• ABOUT THIS TASK: An exact copy of every record is required.
<<<<
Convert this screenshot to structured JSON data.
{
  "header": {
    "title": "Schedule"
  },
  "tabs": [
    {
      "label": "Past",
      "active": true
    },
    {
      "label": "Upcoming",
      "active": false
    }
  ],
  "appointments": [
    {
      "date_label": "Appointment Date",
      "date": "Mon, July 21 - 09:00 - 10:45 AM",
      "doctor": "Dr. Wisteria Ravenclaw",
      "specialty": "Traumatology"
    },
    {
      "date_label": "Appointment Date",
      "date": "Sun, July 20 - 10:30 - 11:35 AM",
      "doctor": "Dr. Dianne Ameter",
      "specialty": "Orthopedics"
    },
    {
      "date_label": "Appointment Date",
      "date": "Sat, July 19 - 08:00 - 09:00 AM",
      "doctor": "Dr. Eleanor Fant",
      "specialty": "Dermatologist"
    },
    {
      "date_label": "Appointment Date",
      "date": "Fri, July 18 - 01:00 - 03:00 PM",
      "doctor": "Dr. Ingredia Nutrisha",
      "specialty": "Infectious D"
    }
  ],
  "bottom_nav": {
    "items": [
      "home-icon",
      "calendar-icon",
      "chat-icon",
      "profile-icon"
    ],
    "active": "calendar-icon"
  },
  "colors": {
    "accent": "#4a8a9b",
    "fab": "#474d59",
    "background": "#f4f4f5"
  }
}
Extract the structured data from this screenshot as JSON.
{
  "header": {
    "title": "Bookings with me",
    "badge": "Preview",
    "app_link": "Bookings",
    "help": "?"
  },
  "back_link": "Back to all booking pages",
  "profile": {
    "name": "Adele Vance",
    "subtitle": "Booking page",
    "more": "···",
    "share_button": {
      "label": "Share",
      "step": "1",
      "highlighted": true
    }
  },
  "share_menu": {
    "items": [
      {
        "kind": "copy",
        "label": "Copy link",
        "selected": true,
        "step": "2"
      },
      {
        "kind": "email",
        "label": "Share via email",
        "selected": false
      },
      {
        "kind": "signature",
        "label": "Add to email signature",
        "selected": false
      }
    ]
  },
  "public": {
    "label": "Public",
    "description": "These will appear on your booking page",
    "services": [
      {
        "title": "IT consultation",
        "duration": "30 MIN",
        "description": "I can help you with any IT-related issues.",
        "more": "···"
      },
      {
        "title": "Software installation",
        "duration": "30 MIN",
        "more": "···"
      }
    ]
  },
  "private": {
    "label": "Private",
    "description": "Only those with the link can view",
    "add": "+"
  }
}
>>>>
• RESULT:
Convert this screenshot to structured JSON data.
{
  "header": {
    "title": "Schedule"
  },
  "tabs": [
    {
      "label": "Past",
      "active": true
    },
    {
      "label": "Upcoming",
      "active": false
    }
  ],
  "appointments": [
    {
      "date_label": "Appointment Date",
      "date": "Mon, July 21 - 09:00 - 10:45 AM",
      "doctor": "Dr. Wisteria Ravenclaw",
      "specialty": "Traumatology"
    },
    {
      "date_label": "Appointment Date",
      "date": "Sun, July 20 - 10:30 - 11:35 AM",
      "doctor": "Dr. Dianne Ameter",
      "specialty": "Orthopedics"
    },
    {
      "date_label": "Appointment Date",
      "date": "Sat, July 19 - 08:00 - 09:00 AM",
      "doctor": "Dr. Eleanor Fant",
      "specialty": "Dermatologist"
    },
    {
      "date_label": "Appointment Date",
      "date": "Fri, July 18 - 01:00 - 03:00 PM",
      "doctor": "Dr. Ingredia Nutrisha",
      "specialty": "Infectious D"
    }
  ],
  "bottom_nav": {
    "items": [
      "home-icon",
      "calendar-icon",
      "chat-icon",
      "profile-icon"
    ],
    "active": "calendar-icon"
  },
  "colors": {
    "accent": "#4a8a9b",
    "fab": "#474d59",
    "background": "#f4f4f5"
  }
}
Extract the structured data from this screenshot as JSON.
{
  "header": {
    "title": "Bookings with me",
    "badge": "Preview",
    "app_link": "Bookings",
    "help": "?"
  },
  "back_link": "Back to all booking pages",
  "profile": {
    "name": "Adele Vance",
    "subtitle": "Booking page",
    "more": "···",
    "share_button": {
      "label": "Share",
      "step": "1",
      "highlighted": true
    }
  },
  "share_menu": {
    "items": [
      {
        "kind": "copy",
        "label": "Copy link",
        "selected": true,
        "step": "2"
      },
      {
        "kind": "email",
        "label": "Share via email",
        "selected": false
      },
      {
        "kind": "signature",
        "label": "Add to email signature",
        "selected": false
      }
    ]
  },
  "public": {
    "label": "Public",
    "description": "These will appear on your booking page",
    "services": [
      {
        "title": "IT consultation",
        "duration": "30 MIN",
        "description": "I can help you with any IT-related issues.",
        "more": "···"
      },
      {
        "title": "Software installation",
        "duration": "30 MIN",
        "more": "···"
      }
    ]
  },
  "private": {
    "label": "Private",
    "description": "Only those with the link can view",
    "add": "+"
  }
}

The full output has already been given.